■ Exercise prompt: Count how many lines in the data hold "icon". Only the number.

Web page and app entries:
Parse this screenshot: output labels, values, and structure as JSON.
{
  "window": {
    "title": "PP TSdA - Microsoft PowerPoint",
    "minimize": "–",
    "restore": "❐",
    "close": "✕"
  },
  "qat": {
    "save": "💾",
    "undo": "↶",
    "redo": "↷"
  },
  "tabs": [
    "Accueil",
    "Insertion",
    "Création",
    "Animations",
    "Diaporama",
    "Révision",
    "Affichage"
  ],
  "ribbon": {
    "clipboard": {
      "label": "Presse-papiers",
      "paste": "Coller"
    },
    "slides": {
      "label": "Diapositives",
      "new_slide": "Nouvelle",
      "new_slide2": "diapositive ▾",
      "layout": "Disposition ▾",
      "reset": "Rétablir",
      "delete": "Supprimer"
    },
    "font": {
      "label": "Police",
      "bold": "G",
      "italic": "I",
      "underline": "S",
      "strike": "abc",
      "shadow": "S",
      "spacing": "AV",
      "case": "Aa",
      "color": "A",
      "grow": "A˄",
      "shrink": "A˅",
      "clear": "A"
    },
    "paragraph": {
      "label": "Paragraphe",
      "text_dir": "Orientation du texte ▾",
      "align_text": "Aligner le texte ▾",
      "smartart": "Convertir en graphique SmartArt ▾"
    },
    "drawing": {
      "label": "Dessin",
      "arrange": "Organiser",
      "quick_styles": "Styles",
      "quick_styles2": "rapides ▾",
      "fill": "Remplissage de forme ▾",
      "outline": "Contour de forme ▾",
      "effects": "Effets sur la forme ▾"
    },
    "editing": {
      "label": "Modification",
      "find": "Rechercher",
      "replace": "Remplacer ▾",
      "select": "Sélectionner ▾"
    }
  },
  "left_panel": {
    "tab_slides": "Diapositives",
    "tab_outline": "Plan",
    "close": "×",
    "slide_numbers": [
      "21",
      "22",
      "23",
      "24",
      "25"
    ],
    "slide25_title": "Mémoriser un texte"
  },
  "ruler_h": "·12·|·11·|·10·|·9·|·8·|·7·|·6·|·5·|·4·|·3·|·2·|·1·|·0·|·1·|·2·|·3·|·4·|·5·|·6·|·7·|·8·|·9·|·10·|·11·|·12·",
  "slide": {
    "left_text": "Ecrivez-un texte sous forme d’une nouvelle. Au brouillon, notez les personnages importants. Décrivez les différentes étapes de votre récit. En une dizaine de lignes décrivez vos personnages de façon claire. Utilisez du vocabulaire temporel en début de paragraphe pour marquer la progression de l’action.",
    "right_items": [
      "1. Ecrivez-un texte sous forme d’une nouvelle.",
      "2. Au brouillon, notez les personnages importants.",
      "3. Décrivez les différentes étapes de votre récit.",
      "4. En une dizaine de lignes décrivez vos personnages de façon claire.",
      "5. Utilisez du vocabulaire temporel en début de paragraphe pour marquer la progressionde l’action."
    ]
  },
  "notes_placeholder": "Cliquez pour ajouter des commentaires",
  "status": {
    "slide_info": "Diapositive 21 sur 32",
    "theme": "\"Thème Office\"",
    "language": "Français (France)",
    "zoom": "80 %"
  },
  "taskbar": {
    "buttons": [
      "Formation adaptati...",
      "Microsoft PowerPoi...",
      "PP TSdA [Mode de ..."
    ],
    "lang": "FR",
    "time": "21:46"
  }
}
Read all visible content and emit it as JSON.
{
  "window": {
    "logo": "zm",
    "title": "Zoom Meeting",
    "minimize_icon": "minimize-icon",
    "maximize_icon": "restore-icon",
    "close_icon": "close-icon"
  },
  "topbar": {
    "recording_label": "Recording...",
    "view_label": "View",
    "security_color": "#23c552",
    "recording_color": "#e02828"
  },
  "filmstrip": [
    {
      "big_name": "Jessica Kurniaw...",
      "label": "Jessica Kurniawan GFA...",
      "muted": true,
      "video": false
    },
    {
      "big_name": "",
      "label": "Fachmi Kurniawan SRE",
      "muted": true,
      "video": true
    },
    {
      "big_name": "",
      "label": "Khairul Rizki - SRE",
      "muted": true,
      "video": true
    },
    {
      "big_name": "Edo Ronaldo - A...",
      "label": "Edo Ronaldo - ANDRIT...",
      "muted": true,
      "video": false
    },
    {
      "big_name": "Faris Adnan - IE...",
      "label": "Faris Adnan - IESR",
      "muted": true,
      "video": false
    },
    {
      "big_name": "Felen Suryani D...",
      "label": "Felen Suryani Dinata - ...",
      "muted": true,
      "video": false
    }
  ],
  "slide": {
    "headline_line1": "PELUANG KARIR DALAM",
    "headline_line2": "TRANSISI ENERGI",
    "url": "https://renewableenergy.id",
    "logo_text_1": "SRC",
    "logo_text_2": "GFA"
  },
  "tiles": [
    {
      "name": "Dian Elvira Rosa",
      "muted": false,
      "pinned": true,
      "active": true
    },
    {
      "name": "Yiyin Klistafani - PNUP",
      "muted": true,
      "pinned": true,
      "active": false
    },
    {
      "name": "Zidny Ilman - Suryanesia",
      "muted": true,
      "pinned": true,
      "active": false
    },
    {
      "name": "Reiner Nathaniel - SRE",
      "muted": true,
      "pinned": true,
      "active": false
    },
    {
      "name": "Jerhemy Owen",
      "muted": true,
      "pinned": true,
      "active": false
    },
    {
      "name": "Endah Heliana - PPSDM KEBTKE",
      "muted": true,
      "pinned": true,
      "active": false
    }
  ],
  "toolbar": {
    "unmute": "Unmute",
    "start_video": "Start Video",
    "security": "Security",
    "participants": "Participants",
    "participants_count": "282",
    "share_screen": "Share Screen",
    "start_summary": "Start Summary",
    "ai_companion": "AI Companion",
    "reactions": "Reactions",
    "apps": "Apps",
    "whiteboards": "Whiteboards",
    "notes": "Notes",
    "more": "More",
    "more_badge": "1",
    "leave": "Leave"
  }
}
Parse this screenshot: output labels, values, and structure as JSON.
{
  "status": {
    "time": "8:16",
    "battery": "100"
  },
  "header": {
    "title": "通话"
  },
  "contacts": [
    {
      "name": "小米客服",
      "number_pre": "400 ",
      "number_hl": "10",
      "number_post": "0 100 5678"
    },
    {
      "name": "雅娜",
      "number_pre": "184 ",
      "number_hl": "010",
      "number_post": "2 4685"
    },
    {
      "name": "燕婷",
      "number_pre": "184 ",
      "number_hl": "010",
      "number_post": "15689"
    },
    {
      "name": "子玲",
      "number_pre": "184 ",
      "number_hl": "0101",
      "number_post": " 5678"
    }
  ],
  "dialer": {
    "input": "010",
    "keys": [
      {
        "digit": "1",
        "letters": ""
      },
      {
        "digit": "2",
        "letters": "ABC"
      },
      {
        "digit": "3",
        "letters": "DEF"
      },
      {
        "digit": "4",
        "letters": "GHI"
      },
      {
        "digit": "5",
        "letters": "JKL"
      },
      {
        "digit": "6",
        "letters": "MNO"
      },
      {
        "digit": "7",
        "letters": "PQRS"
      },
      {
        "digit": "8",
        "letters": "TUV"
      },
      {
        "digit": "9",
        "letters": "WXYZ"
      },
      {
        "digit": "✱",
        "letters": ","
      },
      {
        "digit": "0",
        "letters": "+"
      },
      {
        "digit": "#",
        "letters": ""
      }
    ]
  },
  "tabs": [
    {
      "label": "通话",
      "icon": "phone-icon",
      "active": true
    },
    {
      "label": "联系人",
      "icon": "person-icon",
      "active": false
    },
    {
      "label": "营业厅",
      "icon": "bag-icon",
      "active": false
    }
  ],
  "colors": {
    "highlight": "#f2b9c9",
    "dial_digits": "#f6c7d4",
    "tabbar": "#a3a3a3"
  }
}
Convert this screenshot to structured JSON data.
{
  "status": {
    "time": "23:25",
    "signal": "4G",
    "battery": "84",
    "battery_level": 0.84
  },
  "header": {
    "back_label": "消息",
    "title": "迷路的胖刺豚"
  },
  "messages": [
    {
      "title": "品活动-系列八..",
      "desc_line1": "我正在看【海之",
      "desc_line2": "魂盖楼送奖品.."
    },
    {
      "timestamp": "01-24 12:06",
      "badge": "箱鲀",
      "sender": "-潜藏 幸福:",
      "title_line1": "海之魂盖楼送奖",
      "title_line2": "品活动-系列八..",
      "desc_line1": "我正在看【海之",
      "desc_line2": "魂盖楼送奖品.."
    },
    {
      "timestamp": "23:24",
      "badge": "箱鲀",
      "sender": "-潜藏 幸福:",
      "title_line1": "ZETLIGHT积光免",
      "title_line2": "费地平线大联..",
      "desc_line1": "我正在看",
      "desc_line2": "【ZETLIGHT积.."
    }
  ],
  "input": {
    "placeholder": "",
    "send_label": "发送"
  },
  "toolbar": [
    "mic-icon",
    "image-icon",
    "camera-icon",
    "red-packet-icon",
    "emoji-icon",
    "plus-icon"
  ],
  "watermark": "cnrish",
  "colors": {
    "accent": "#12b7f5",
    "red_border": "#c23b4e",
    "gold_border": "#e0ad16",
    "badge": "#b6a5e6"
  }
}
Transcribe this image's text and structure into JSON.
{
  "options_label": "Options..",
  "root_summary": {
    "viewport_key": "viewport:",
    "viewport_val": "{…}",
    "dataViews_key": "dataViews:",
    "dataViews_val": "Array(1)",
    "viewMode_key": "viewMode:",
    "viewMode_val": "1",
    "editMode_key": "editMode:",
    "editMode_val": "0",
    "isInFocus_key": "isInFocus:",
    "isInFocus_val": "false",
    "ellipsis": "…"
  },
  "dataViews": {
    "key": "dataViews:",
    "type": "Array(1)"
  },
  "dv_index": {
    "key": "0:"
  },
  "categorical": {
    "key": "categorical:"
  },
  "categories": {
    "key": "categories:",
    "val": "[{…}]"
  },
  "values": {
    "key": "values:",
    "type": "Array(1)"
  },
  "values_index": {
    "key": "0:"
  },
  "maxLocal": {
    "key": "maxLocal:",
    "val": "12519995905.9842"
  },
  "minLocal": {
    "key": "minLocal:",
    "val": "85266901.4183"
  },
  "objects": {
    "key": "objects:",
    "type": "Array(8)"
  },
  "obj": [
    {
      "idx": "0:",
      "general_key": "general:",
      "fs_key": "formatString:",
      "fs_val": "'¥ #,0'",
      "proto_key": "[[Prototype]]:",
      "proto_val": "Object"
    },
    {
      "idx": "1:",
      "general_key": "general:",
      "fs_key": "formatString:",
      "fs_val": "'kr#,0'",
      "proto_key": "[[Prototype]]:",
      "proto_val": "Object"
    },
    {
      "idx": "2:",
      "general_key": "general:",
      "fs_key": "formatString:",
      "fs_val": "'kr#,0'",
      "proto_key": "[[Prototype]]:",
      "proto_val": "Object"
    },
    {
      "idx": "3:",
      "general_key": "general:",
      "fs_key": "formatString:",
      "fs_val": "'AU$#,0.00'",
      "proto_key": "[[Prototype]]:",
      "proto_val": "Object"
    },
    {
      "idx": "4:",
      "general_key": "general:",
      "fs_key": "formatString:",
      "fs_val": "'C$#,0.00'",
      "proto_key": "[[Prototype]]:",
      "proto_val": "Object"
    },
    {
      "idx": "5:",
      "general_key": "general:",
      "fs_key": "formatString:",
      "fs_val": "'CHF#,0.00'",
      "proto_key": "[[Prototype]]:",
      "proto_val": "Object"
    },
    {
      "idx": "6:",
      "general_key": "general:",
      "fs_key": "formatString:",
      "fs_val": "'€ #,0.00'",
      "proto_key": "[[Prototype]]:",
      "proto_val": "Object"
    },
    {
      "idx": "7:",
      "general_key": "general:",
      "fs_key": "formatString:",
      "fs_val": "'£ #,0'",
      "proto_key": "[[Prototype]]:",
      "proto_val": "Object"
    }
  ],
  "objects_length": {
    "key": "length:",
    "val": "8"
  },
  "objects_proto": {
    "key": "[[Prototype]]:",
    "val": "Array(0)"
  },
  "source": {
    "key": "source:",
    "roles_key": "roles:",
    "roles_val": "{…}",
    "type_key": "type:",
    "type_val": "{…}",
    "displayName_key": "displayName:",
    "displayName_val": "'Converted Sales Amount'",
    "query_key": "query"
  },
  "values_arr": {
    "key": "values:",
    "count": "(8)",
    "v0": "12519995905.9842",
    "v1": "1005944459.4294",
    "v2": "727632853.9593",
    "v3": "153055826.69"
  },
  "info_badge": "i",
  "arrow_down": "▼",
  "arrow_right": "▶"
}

■ Answer space: 12